[Given information]
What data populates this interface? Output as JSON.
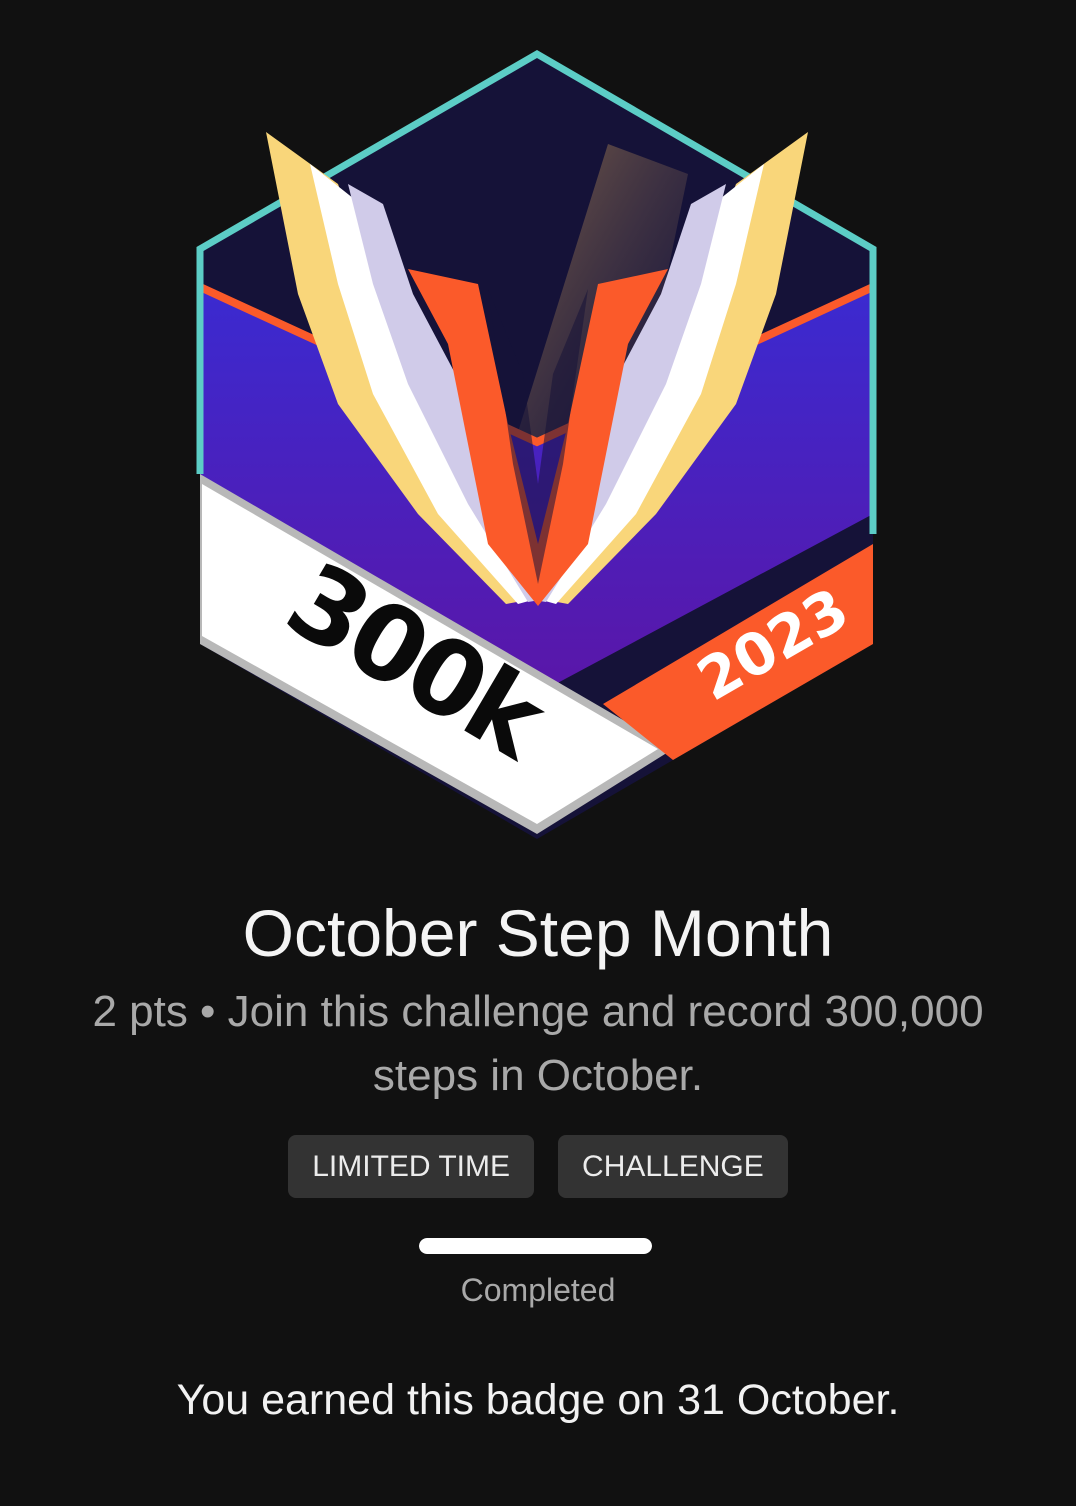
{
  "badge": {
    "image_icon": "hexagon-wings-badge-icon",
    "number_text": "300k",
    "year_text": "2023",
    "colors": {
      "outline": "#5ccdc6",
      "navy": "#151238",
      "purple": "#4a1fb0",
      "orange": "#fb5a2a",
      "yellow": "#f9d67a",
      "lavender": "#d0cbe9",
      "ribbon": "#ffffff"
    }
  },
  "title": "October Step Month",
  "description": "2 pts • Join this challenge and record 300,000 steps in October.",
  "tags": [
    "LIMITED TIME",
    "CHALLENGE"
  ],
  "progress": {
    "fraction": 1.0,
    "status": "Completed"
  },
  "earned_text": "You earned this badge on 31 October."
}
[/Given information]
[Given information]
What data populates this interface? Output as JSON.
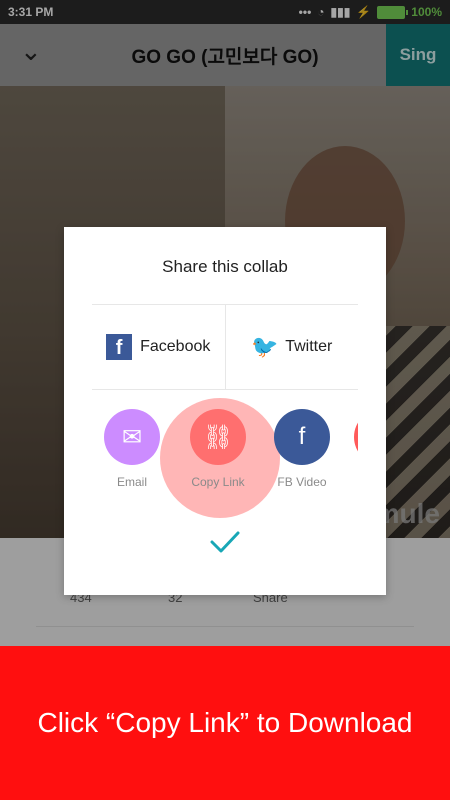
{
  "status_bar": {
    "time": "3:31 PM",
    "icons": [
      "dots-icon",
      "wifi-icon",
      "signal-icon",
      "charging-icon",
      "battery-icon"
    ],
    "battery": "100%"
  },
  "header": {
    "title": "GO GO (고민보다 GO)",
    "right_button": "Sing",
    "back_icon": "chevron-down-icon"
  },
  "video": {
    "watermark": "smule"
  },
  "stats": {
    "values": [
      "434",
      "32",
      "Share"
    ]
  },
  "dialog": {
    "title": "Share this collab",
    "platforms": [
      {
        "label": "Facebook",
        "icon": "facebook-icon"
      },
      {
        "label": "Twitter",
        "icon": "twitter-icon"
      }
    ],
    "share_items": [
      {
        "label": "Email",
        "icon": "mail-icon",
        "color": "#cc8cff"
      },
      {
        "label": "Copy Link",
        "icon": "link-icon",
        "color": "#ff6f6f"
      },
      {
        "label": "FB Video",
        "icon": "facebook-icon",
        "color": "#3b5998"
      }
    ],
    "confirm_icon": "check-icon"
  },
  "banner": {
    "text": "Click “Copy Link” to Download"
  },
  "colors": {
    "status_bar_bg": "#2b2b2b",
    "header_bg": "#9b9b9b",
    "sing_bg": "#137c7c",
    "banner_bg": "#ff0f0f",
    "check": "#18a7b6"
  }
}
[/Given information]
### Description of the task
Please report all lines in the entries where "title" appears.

### Result for this exercise
  "title": "October Step Month",
    "title": "GO GO (고민보다 GO)",
    "title": "Share this collab",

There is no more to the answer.